Then there was writer-director Younas Khan’s act as Aashiq Khoro who came, who saw and who complicated things for the audience. Both these actors proved that you don’t need big banners to showcase your talent and they were first-rate in their roles. Mir Aslam Lashari’s Mahmood was the protagonist who had a girlfriend and was marrying someone else, but it would have been better had Green Veins regular Syed Maqsood Sabir done that role. The talented actor was wasted as Arif; Aslam Lashari could have done that and Maqsood could’ve played the hero.
One must mention the character essayed by set designer/actor Asad Gujjar who as Shabbir was amazing, especially when he introduced another character Neha, played by Daniya Kanwal. ‘Yeh Neha Hai, Zubair Ki Behen Jisay Mehmood Ne Shaadi Main Nahi Bulaya, Naraaz Hai’ is something you take back home and whenever you think about it, it will make you laugh.
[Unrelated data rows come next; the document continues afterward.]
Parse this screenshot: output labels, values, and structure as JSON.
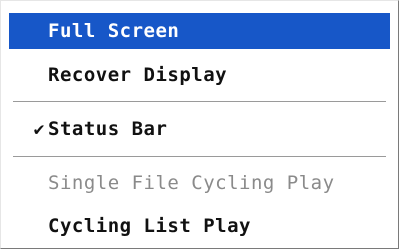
{
  "menu": {
    "items": [
      {
        "label": "Full Screen",
        "checked": false,
        "enabled": true,
        "highlighted": true
      },
      {
        "label": "Recover Display",
        "checked": false,
        "enabled": true,
        "highlighted": false
      },
      {
        "label": "Status Bar",
        "checked": true,
        "check_mark": "✔",
        "enabled": true,
        "highlighted": false
      },
      {
        "label": "Single File Cycling Play",
        "checked": false,
        "enabled": false,
        "highlighted": false
      },
      {
        "label": "Cycling List Play",
        "checked": false,
        "enabled": true,
        "highlighted": false
      }
    ]
  },
  "colors": {
    "highlight": "#1757c8",
    "highlight_text": "#ffffff",
    "text": "#111111",
    "disabled_text": "#8a8a8a"
  }
}
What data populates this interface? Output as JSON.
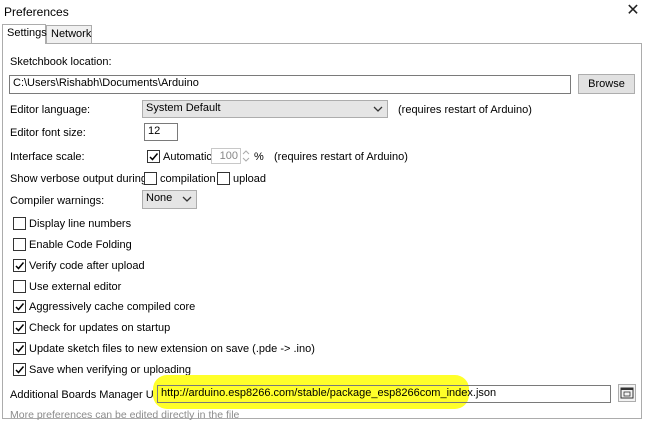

The father of the bridegroom was played by Ayub Khoso’s nephew, Saddam Khoso and he did a decent job.
Erum Ali as the mother, Urooj Binte Arsalan as the unsuspecting aunt, Anna Tauseef as Shagufta and Areeba Chaudhry as Fauzia, the sister were equally effective. Syeda Wasla, the bone of contention between two male characters, impressed with her acting skills as well. Hailing from Islamabad, she must be commended for continuing with the play despite her mother’s passing a few days prior to the show. As for the phupa, Raja Shahid Ali seemed to bring his own version of Indian actor Jagdeep on stage and looked, acted and even danced like the Bollywood legend.
The writer/director Younis Khan intelligently used politicians’ names and parties as commands for the feudal character’s bodyguards and rightfully added the use of Sindhi in the script. There were some pop culture references here and there which invoked laughter all around. It would have been great had they minimized the double meaning jokes as it seemed awkward with children in the crowd. One also failed to understand why all the actors were shouting and that might have something to do with the sound system of the Arts Council’s new auditorium than anything else. The dance numbers, meanwhile, took the drama forward and each and every cast member got a chance to show their dancing skills.
Overall, the play was a success as the slapstick comedy seemed to resonate with the audience who seemed satisfied with this theatrical experience.